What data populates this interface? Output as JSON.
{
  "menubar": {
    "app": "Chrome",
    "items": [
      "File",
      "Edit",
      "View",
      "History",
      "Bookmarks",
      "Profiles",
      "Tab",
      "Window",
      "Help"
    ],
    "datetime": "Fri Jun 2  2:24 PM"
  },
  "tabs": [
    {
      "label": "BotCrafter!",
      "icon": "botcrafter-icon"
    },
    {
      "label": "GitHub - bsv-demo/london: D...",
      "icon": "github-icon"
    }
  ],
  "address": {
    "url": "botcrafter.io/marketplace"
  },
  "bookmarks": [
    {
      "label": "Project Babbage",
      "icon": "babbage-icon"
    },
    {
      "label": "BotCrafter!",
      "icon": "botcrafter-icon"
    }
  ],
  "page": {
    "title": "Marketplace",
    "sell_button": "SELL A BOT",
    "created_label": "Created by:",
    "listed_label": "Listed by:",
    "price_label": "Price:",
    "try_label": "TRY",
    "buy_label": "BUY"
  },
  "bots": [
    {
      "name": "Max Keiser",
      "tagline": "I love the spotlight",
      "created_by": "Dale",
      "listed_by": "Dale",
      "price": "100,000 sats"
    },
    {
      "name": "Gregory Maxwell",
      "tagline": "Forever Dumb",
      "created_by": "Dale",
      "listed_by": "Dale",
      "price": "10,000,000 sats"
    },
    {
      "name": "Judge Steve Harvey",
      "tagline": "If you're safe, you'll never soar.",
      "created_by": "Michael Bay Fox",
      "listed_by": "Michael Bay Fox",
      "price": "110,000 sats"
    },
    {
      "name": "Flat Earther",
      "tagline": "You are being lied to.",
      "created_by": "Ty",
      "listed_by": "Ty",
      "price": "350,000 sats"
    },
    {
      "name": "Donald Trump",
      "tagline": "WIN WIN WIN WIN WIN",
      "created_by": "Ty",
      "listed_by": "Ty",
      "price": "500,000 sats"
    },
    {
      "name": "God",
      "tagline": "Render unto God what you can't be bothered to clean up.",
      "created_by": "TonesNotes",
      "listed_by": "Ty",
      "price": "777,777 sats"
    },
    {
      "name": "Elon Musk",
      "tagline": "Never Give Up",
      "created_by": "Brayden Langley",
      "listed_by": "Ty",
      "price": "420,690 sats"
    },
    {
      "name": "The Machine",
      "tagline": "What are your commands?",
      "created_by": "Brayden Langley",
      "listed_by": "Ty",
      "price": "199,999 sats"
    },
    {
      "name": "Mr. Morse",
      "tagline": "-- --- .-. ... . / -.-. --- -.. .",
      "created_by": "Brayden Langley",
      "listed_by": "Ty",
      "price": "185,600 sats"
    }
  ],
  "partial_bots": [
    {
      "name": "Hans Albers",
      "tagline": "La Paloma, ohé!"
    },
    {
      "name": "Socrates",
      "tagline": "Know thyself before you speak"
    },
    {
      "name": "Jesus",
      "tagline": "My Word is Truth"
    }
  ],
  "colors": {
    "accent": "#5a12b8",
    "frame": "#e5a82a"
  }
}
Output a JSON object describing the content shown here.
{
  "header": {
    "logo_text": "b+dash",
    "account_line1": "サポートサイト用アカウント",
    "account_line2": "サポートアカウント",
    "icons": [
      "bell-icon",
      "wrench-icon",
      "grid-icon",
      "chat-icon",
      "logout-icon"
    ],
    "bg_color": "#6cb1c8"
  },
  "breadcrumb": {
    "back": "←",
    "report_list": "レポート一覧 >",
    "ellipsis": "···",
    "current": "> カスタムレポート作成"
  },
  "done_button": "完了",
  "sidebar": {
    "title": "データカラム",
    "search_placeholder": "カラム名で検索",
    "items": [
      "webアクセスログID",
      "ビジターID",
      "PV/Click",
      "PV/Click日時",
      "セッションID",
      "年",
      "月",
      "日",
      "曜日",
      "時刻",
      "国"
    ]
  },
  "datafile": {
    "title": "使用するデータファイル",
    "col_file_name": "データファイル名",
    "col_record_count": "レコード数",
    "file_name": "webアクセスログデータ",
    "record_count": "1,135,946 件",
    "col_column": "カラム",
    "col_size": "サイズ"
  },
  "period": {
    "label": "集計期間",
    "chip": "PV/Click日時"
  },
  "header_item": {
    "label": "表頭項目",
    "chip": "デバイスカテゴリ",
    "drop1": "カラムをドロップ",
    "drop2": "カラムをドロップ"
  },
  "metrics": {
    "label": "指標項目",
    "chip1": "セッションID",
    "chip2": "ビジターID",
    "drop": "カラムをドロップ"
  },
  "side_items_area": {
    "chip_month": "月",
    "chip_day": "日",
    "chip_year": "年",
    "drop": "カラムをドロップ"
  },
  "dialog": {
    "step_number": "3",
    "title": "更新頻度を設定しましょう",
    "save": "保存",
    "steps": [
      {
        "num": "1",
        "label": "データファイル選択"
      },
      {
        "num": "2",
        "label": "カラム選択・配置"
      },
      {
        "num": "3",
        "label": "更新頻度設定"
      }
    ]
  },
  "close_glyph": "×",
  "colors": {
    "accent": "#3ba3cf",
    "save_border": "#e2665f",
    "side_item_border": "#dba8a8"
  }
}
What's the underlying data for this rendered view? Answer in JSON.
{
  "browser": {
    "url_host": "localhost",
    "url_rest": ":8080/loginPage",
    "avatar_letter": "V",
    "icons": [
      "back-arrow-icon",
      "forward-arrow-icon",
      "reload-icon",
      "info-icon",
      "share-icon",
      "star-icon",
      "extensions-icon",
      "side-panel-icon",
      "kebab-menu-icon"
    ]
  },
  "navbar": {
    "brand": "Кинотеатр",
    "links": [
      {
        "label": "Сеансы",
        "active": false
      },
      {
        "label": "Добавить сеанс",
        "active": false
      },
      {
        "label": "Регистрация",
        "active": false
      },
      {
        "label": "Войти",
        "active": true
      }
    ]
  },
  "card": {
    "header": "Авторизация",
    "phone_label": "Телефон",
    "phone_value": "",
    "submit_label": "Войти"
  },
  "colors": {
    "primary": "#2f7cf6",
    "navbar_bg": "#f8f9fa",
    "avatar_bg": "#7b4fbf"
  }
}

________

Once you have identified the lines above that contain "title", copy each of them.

- [Response box]
    "title": "Marketplace",
    "title": "データカラム",
    "title": "使用するデータファイル",
    "title": "更新頻度を設定しましょう",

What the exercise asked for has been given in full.